• _What to do_
The data below should be restated word for word, pictures omitted.

Dataset excerpts
Segment Open
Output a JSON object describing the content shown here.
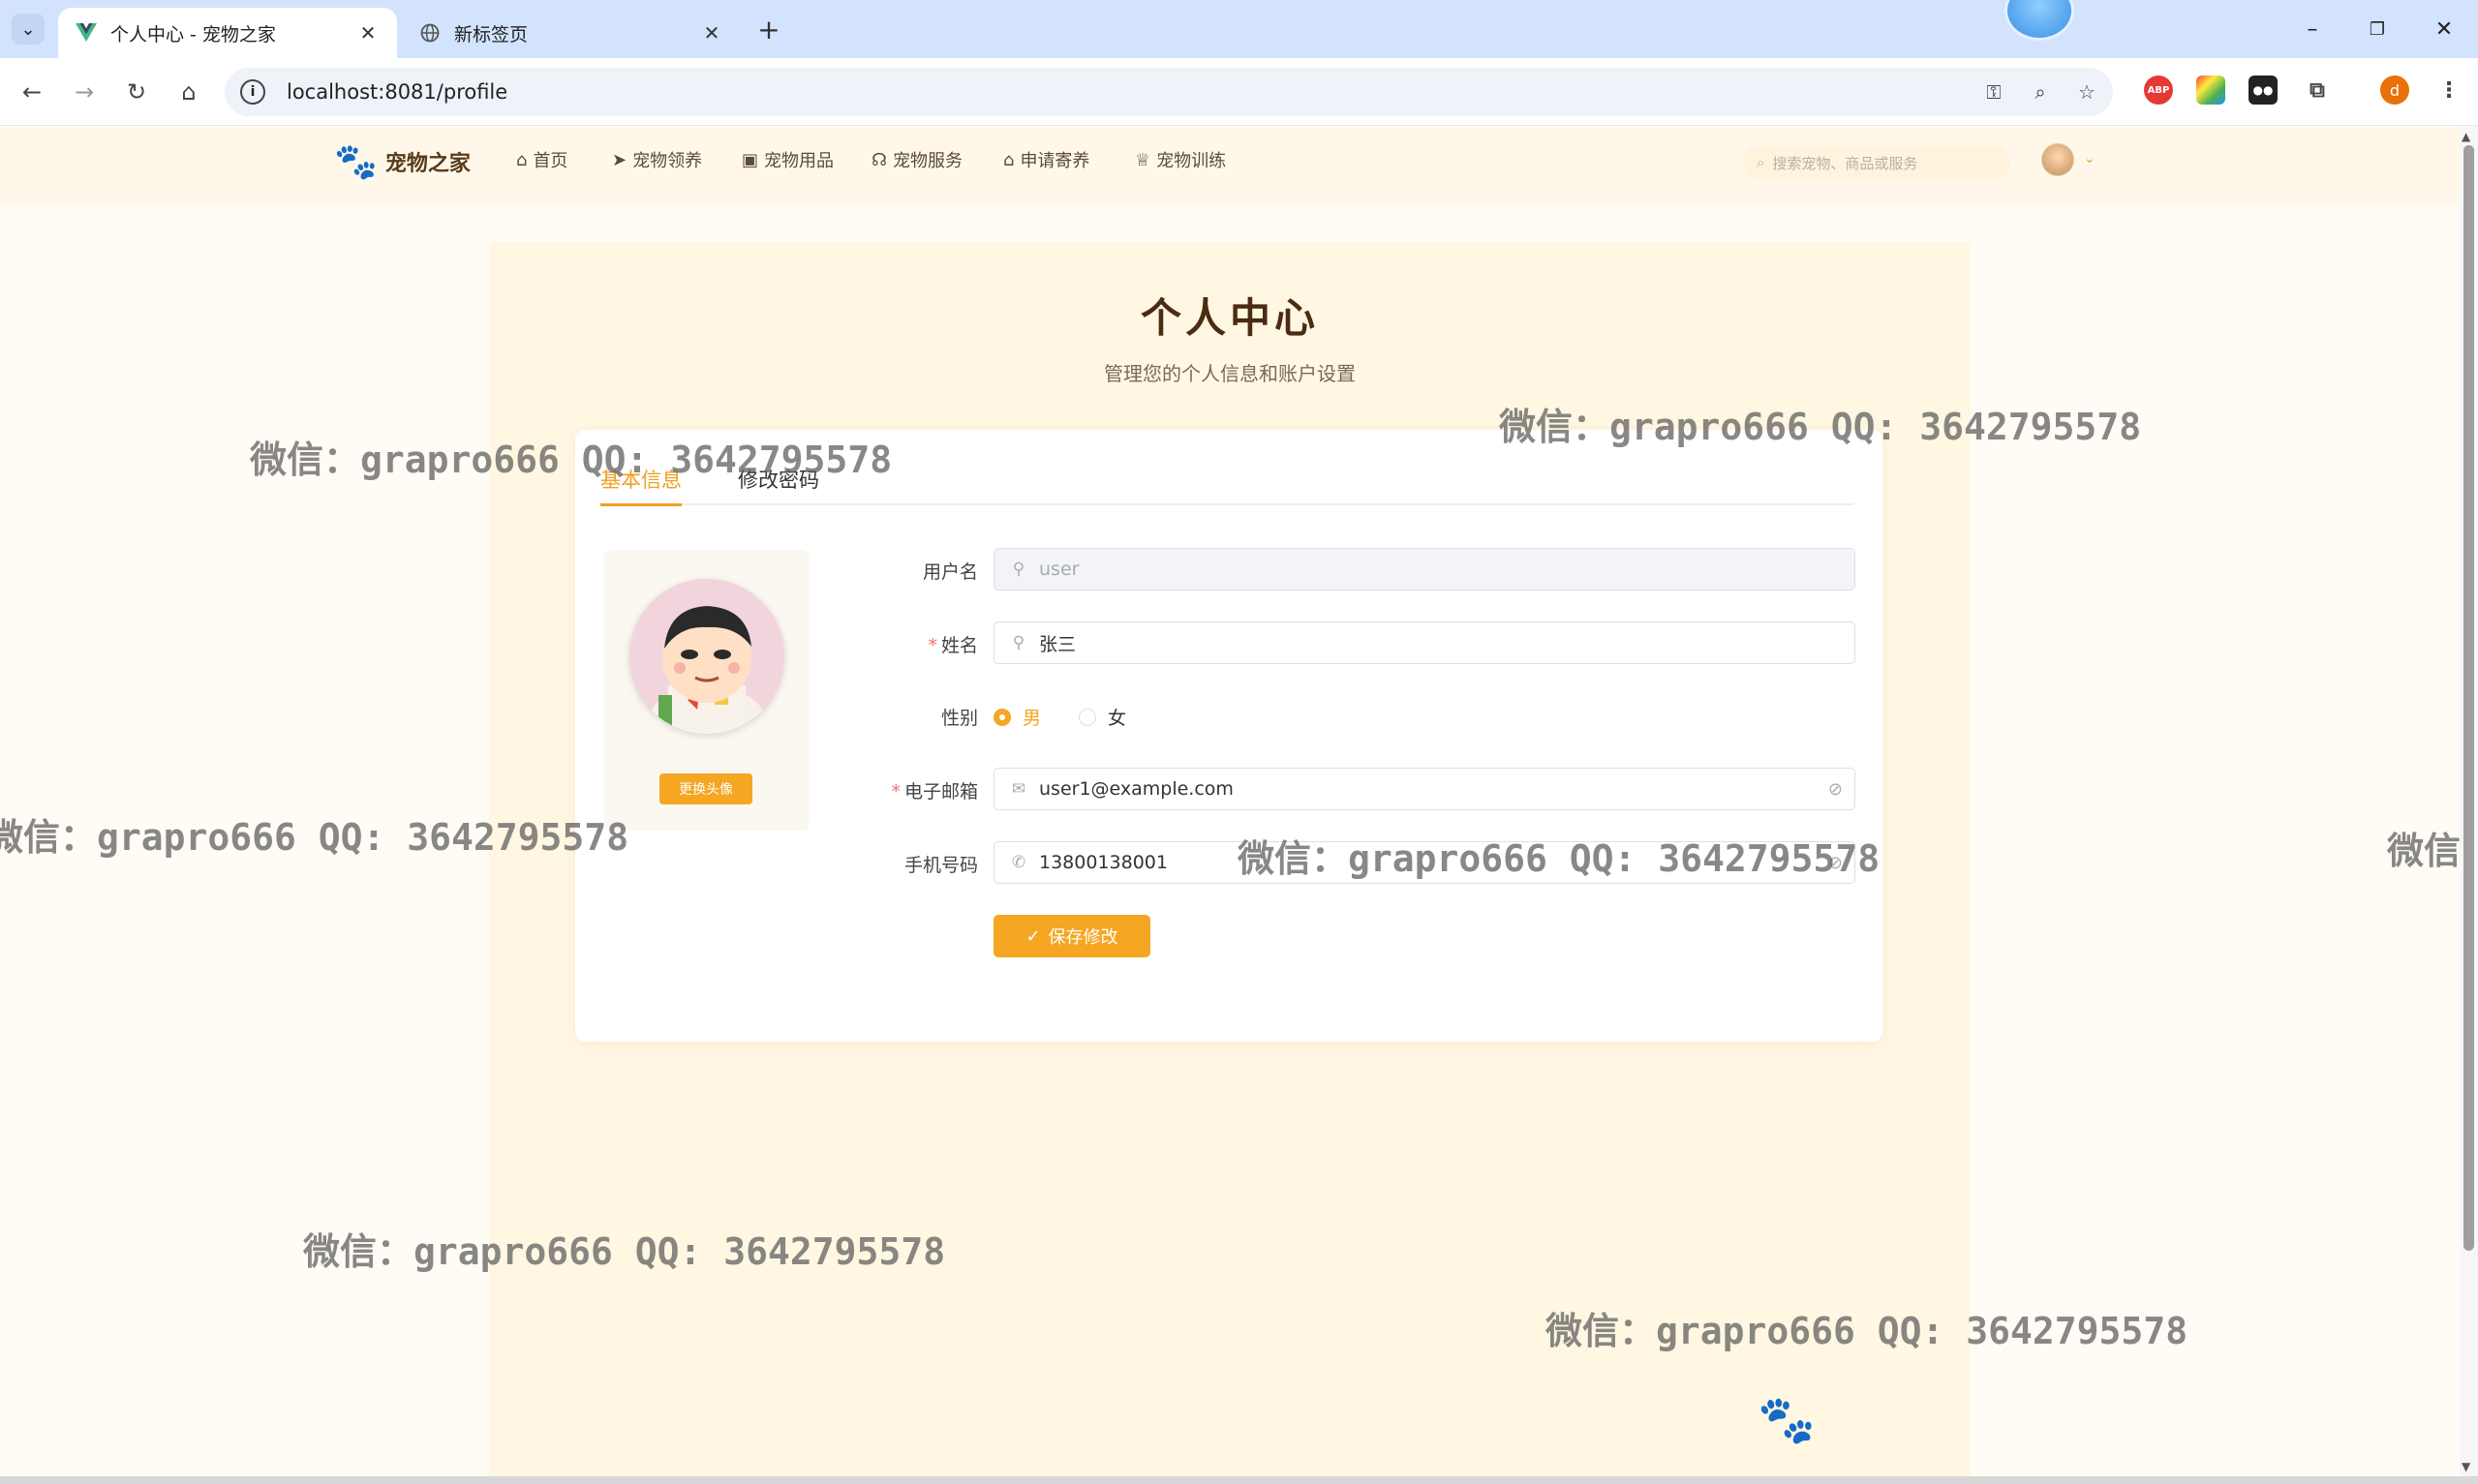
{
  "browser": {
    "tabs": [
      {
        "title": "个人中心 - 宠物之家",
        "active": true
      },
      {
        "title": "新标签页",
        "active": false
      }
    ],
    "new_tab": "+",
    "url": "localhost:8081/profile",
    "window_controls": {
      "minimize": "–",
      "restore": "❐",
      "close": "✕"
    },
    "profile_initial": "d"
  },
  "site": {
    "logo_text": "宠物之家",
    "nav": [
      {
        "label": "首页",
        "icon": "home-icon"
      },
      {
        "label": "宠物领养",
        "icon": "send-icon"
      },
      {
        "label": "宠物用品",
        "icon": "bag-icon"
      },
      {
        "label": "宠物服务",
        "icon": "headset-icon"
      },
      {
        "label": "申请寄养",
        "icon": "house-icon"
      },
      {
        "label": "宠物训练",
        "icon": "trophy-icon"
      }
    ],
    "search_placeholder": "搜索宠物、商品或服务"
  },
  "page": {
    "title": "个人中心",
    "subtitle": "管理您的个人信息和账户设置",
    "tabs": [
      {
        "label": "基本信息",
        "active": true
      },
      {
        "label": "修改密码",
        "active": false
      }
    ],
    "change_avatar_label": "更换头像",
    "form": {
      "username": {
        "label": "用户名",
        "value": "user",
        "disabled": true
      },
      "name": {
        "label": "姓名",
        "value": "张三",
        "required": true
      },
      "gender": {
        "label": "性别",
        "options": [
          "男",
          "女"
        ],
        "selected": "男"
      },
      "email": {
        "label": "电子邮箱",
        "value": "user1@example.com",
        "required": true
      },
      "phone": {
        "label": "手机号码",
        "value": "13800138001"
      }
    },
    "save_label": "保存修改"
  },
  "watermark_text": "微信：grapro666 QQ: 3642795578",
  "colors": {
    "accent": "#f5a623",
    "tab_active": "#f0a020",
    "header_bg": "#fff8ea",
    "title": "#4a2c12"
  }
}
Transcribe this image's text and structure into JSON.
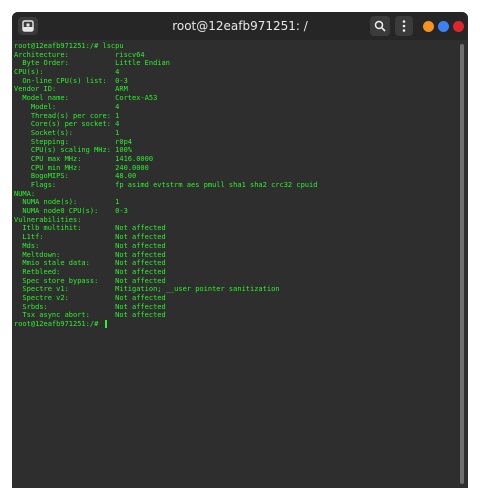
{
  "window": {
    "title": "root@12eafb971251: /",
    "new_tab_icon": "new-tab-icon",
    "search_icon": "search-icon",
    "menu_icon": "kebab-menu-icon",
    "controls": {
      "minimize_color": "#f6921e",
      "maximize_color": "#3b82f6",
      "close_color": "#e0262d"
    }
  },
  "terminal": {
    "text_color": "#2cf22c",
    "background_color": "#2e2e2e",
    "lines": [
      "root@12eafb971251:/# lscpu",
      "Architecture:           riscv64",
      "  Byte Order:           Little Endian",
      "CPU(s):                 4",
      "  On-line CPU(s) list:  0-3",
      "Vendor ID:              ARM",
      "  Model name:           Cortex-A53",
      "    Model:              4",
      "    Thread(s) per core: 1",
      "    Core(s) per socket: 4",
      "    Socket(s):          1",
      "    Stepping:           r0p4",
      "    CPU(s) scaling MHz: 100%",
      "    CPU max MHz:        1416.0000",
      "    CPU min MHz:        240.0000",
      "    BogoMIPS:           48.00",
      "    Flags:              fp asimd evtstrm aes pmull sha1 sha2 crc32 cpuid",
      "NUMA:",
      "  NUMA node(s):         1",
      "  NUMA node0 CPU(s):    0-3",
      "Vulnerabilities:",
      "  Itlb multihit:        Not affected",
      "  L1tf:                 Not affected",
      "  Mds:                  Not affected",
      "  Meltdown:             Not affected",
      "  Mmio stale data:      Not affected",
      "  Retbleed:             Not affected",
      "  Spec store bypass:    Not affected",
      "  Spectre v1:           Mitigation; __user pointer sanitization",
      "  Spectre v2:           Not affected",
      "  Srbds:                Not affected",
      "  Tsx async abort:      Not affected"
    ],
    "prompt": "root@12eafb971251:/# "
  }
}
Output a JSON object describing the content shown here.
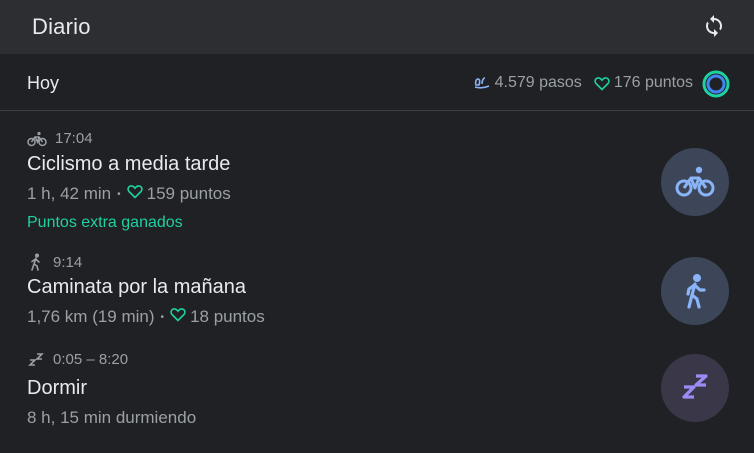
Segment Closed
• _Answer for this exercise_
Output a JSON object describing the content shown here.
{
  "browser": {
    "tabs": [
      {
        "title": "个人中心 - 宠物之家",
        "active": true
      },
      {
        "title": "新标签页",
        "active": false
      }
    ],
    "new_tab": "+",
    "url": "localhost:8081/profile",
    "window_controls": {
      "minimize": "–",
      "restore": "❐",
      "close": "✕"
    },
    "profile_initial": "d"
  },
  "site": {
    "logo_text": "宠物之家",
    "nav": [
      {
        "label": "首页",
        "icon": "home-icon"
      },
      {
        "label": "宠物领养",
        "icon": "send-icon"
      },
      {
        "label": "宠物用品",
        "icon": "bag-icon"
      },
      {
        "label": "宠物服务",
        "icon": "headset-icon"
      },
      {
        "label": "申请寄养",
        "icon": "house-icon"
      },
      {
        "label": "宠物训练",
        "icon": "trophy-icon"
      }
    ],
    "search_placeholder": "搜索宠物、商品或服务"
  },
  "page": {
    "title": "个人中心",
    "subtitle": "管理您的个人信息和账户设置",
    "tabs": [
      {
        "label": "基本信息",
        "active": true
      },
      {
        "label": "修改密码",
        "active": false
      }
    ],
    "change_avatar_label": "更换头像",
    "form": {
      "username": {
        "label": "用户名",
        "value": "user",
        "disabled": true
      },
      "name": {
        "label": "姓名",
        "value": "张三",
        "required": true
      },
      "gender": {
        "label": "性别",
        "options": [
          "男",
          "女"
        ],
        "selected": "男"
      },
      "email": {
        "label": "电子邮箱",
        "value": "user1@example.com",
        "required": true
      },
      "phone": {
        "label": "手机号码",
        "value": "13800138001"
      }
    },
    "save_label": "保存修改"
  },
  "watermark_text": "微信：grapro666 QQ: 3642795578",
  "colors": {
    "accent": "#f5a623",
    "tab_active": "#f0a020",
    "header_bg": "#fff8ea",
    "title": "#4a2c12"
  }
}
Transcribe this image's text and structure into JSON.
{
  "window": {
    "title": "root@12eafb971251: /",
    "new_tab_icon": "new-tab-icon",
    "search_icon": "search-icon",
    "menu_icon": "kebab-menu-icon",
    "controls": {
      "minimize_color": "#f6921e",
      "maximize_color": "#3b82f6",
      "close_color": "#e0262d"
    }
  },
  "terminal": {
    "text_color": "#2cf22c",
    "background_color": "#2e2e2e",
    "lines": [
      "root@12eafb971251:/# lscpu",
      "Architecture:           riscv64",
      "  Byte Order:           Little Endian",
      "CPU(s):                 4",
      "  On-line CPU(s) list:  0-3",
      "Vendor ID:              ARM",
      "  Model name:           Cortex-A53",
      "    Model:              4",
      "    Thread(s) per core: 1",
      "    Core(s) per socket: 4",
      "    Socket(s):          1",
      "    Stepping:           r0p4",
      "    CPU(s) scaling MHz: 100%",
      "    CPU max MHz:        1416.0000",
      "    CPU min MHz:        240.0000",
      "    BogoMIPS:           48.00",
      "    Flags:              fp asimd evtstrm aes pmull sha1 sha2 crc32 cpuid",
      "NUMA:",
      "  NUMA node(s):         1",
      "  NUMA node0 CPU(s):    0-3",
      "Vulnerabilities:",
      "  Itlb multihit:        Not affected",
      "  L1tf:                 Not affected",
      "  Mds:                  Not affected",
      "  Meltdown:             Not affected",
      "  Mmio stale data:      Not affected",
      "  Retbleed:             Not affected",
      "  Spec store bypass:    Not affected",
      "  Spectre v1:           Mitigation; __user pointer sanitization",
      "  Spectre v2:           Not affected",
      "  Srbds:                Not affected",
      "  Tsx async abort:      Not affected"
    ],
    "prompt": "root@12eafb971251:/# "
  }
}
Output a JSON object describing the content shown here.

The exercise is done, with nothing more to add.